=== PROBLEM DESCRIPTION ===
Find how many lines below hold "Axis", then state that number by itself.

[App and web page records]
^^^^^^^^
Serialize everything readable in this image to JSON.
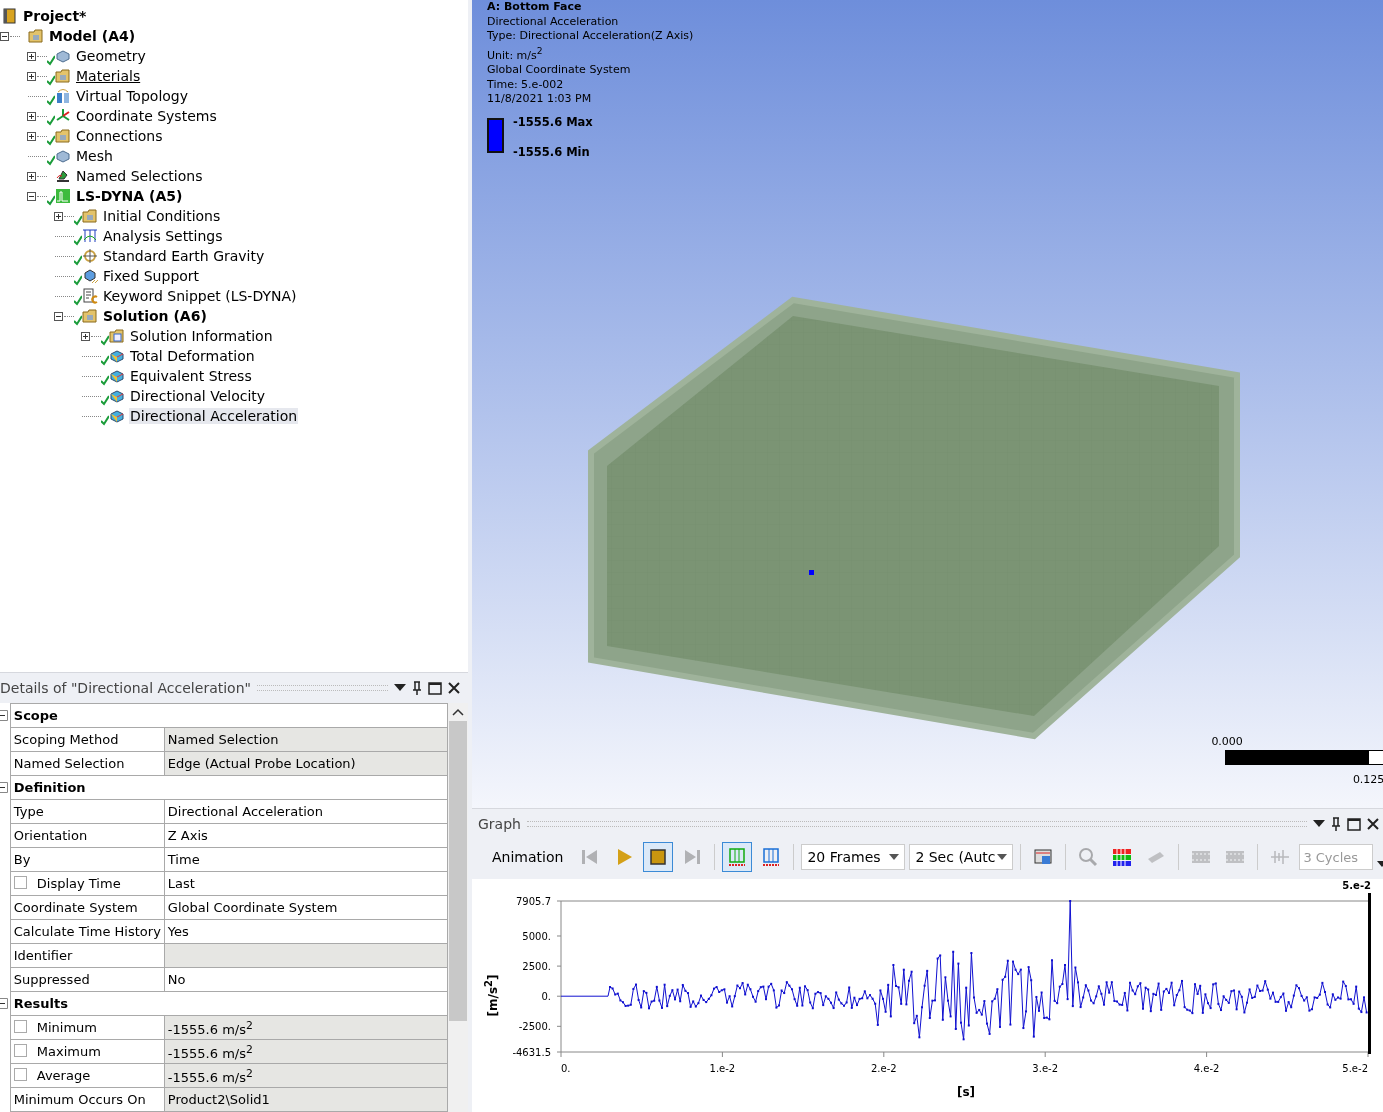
{
  "tree": [
    {
      "label": "Project*",
      "kind": "project",
      "solved": false,
      "bold": true,
      "underlined": false,
      "selected": false
    },
    {
      "label": "Model (A4)",
      "kind": "model",
      "solved": false,
      "bold": true,
      "underlined": false,
      "selected": false,
      "expanded": true,
      "children": [
        {
          "label": "Geometry",
          "kind": "part",
          "solved": true,
          "bold": false,
          "underlined": false,
          "selected": false,
          "expanded": false
        },
        {
          "label": "Materials",
          "kind": "folder",
          "solved": true,
          "bold": false,
          "underlined": true,
          "selected": false,
          "expanded": false
        },
        {
          "label": "Virtual Topology",
          "kind": "topology",
          "solved": true,
          "bold": false,
          "underlined": false,
          "selected": false
        },
        {
          "label": "Coordinate Systems",
          "kind": "axes",
          "solved": true,
          "bold": false,
          "underlined": false,
          "selected": false,
          "expanded": false
        },
        {
          "label": "Connections",
          "kind": "folder",
          "solved": true,
          "bold": false,
          "underlined": false,
          "selected": false,
          "expanded": false
        },
        {
          "label": "Mesh",
          "kind": "part",
          "solved": true,
          "bold": false,
          "underlined": false,
          "selected": false
        },
        {
          "label": "Named Selections",
          "kind": "selection",
          "solved": false,
          "bold": false,
          "underlined": false,
          "selected": false,
          "expanded": false
        },
        {
          "label": "LS-DYNA (A5)",
          "kind": "analysis",
          "solved": true,
          "bold": true,
          "underlined": false,
          "selected": false,
          "expanded": true,
          "children": [
            {
              "label": "Initial Conditions",
              "kind": "folder",
              "solved": true,
              "bold": false,
              "underlined": false,
              "selected": false,
              "expanded": false
            },
            {
              "label": "Analysis Settings",
              "kind": "settings",
              "solved": true,
              "bold": false,
              "underlined": false,
              "selected": false
            },
            {
              "label": "Standard Earth Gravity",
              "kind": "gravity",
              "solved": true,
              "bold": false,
              "underlined": false,
              "selected": false
            },
            {
              "label": "Fixed Support",
              "kind": "support",
              "solved": true,
              "bold": false,
              "underlined": false,
              "selected": false
            },
            {
              "label": "Keyword Snippet (LS-DYNA)",
              "kind": "snippet",
              "solved": true,
              "bold": false,
              "underlined": false,
              "selected": false
            },
            {
              "label": "Solution (A6)",
              "kind": "folder",
              "solved": true,
              "bold": true,
              "underlined": false,
              "selected": false,
              "expanded": true,
              "children": [
                {
                  "label": "Solution Information",
                  "kind": "info",
                  "solved": true,
                  "bold": false,
                  "underlined": false,
                  "selected": false,
                  "expanded": false
                },
                {
                  "label": "Total Deformation",
                  "kind": "result",
                  "solved": true,
                  "bold": false,
                  "underlined": false,
                  "selected": false
                },
                {
                  "label": "Equivalent Stress",
                  "kind": "result",
                  "solved": true,
                  "bold": false,
                  "underlined": false,
                  "selected": false
                },
                {
                  "label": "Directional Velocity",
                  "kind": "result",
                  "solved": true,
                  "bold": false,
                  "underlined": false,
                  "selected": false
                },
                {
                  "label": "Directional Acceleration",
                  "kind": "result",
                  "solved": true,
                  "bold": false,
                  "underlined": false,
                  "selected": true
                }
              ]
            }
          ]
        }
      ]
    }
  ],
  "details": {
    "title": "Details of \"Directional Acceleration\"",
    "groups": [
      {
        "title": "Scope",
        "expanded": true,
        "rows": [
          {
            "kind": "field",
            "label": "Scoping Method",
            "value": "Named Selection",
            "readonly": true
          },
          {
            "kind": "field",
            "label": "Named Selection",
            "value": "Edge (Actual Probe Location)",
            "readonly": true
          }
        ]
      },
      {
        "title": "Definition",
        "expanded": true,
        "rows": [
          {
            "kind": "field",
            "label": "Type",
            "value": "Directional Acceleration",
            "readonly": false
          },
          {
            "kind": "field",
            "label": "Orientation",
            "value": "Z Axis",
            "readonly": false
          },
          {
            "kind": "field",
            "label": "By",
            "value": "Time",
            "readonly": false
          },
          {
            "kind": "checkbox",
            "label": "Display Time",
            "value": "Last",
            "readonly": false,
            "checked": false
          },
          {
            "kind": "field",
            "label": "Coordinate System",
            "value": "Global Coordinate System",
            "readonly": false
          },
          {
            "kind": "field",
            "label": "Calculate Time History",
            "value": "Yes",
            "readonly": false
          },
          {
            "kind": "field",
            "label": "Identifier",
            "value": "",
            "readonly": true
          },
          {
            "kind": "field",
            "label": "Suppressed",
            "value": "No",
            "readonly": false
          }
        ]
      },
      {
        "title": "Results",
        "expanded": true,
        "rows": [
          {
            "kind": "checkbox",
            "label": "Minimum",
            "value": "-1555.6 m/s$^{2}$",
            "readonly": true,
            "checked": false
          },
          {
            "kind": "checkbox",
            "label": "Maximum",
            "value": "-1555.6 m/s$^{2}$",
            "readonly": true,
            "checked": false
          },
          {
            "kind": "checkbox",
            "label": "Average",
            "value": "-1555.6 m/s$^{2}$",
            "readonly": true,
            "checked": false
          },
          {
            "kind": "field",
            "label": "Minimum Occurs On",
            "value": "Product2\\Solid1",
            "readonly": true
          }
        ]
      }
    ]
  },
  "viewport": {
    "title": "A: Bottom Face",
    "info": [
      "Directional Acceleration",
      "Type: Directional Acceleration(Z Axis)",
      "Unit: m/s$^{2}$",
      "Global Coordinate System",
      "Time: 5.e-002",
      "11/8/2021 1:03 PM"
    ],
    "legend": {
      "color": "#0000ff",
      "max": "-1555.6 Max",
      "min": "-1555.6 Min"
    },
    "scale": {
      "start": "0.000",
      "end": "0.125",
      "level": 0.89
    }
  },
  "graph": {
    "title": "Graph",
    "toolbar": {
      "label": "Animation",
      "buttons": [
        {
          "selected": false,
          "disabled": true
        },
        {
          "selected": false,
          "disabled": false
        },
        {
          "selected": true,
          "disabled": false
        },
        {
          "selected": false,
          "disabled": true
        },
        {
          "selected": true,
          "disabled": false
        },
        {
          "selected": false,
          "disabled": false
        }
      ],
      "frames": "20 Frames",
      "duration": "2 Sec (Autc",
      "tools": [
        {
          "disabled": false
        },
        {
          "disabled": true
        },
        {
          "disabled": false
        },
        {
          "disabled": true
        },
        {
          "disabled": true
        },
        {
          "disabled": true
        },
        {
          "disabled": true
        }
      ],
      "cycles": {
        "value": "3 Cycles",
        "disabled": true
      }
    },
    "yticks": [
      "7905.7",
      "5000.",
      "2500.",
      "0.",
      "-2500.",
      "-4631.5"
    ],
    "xticks": [
      "0.",
      "1.e-2",
      "2.e-2",
      "3.e-2",
      "4.e-2",
      "5.e-2"
    ],
    "ylabel": "[m/s$^{2}$]",
    "xlabel": "[s]",
    "cursor": "5.e-2"
  }
}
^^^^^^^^
=== RESULT ===
2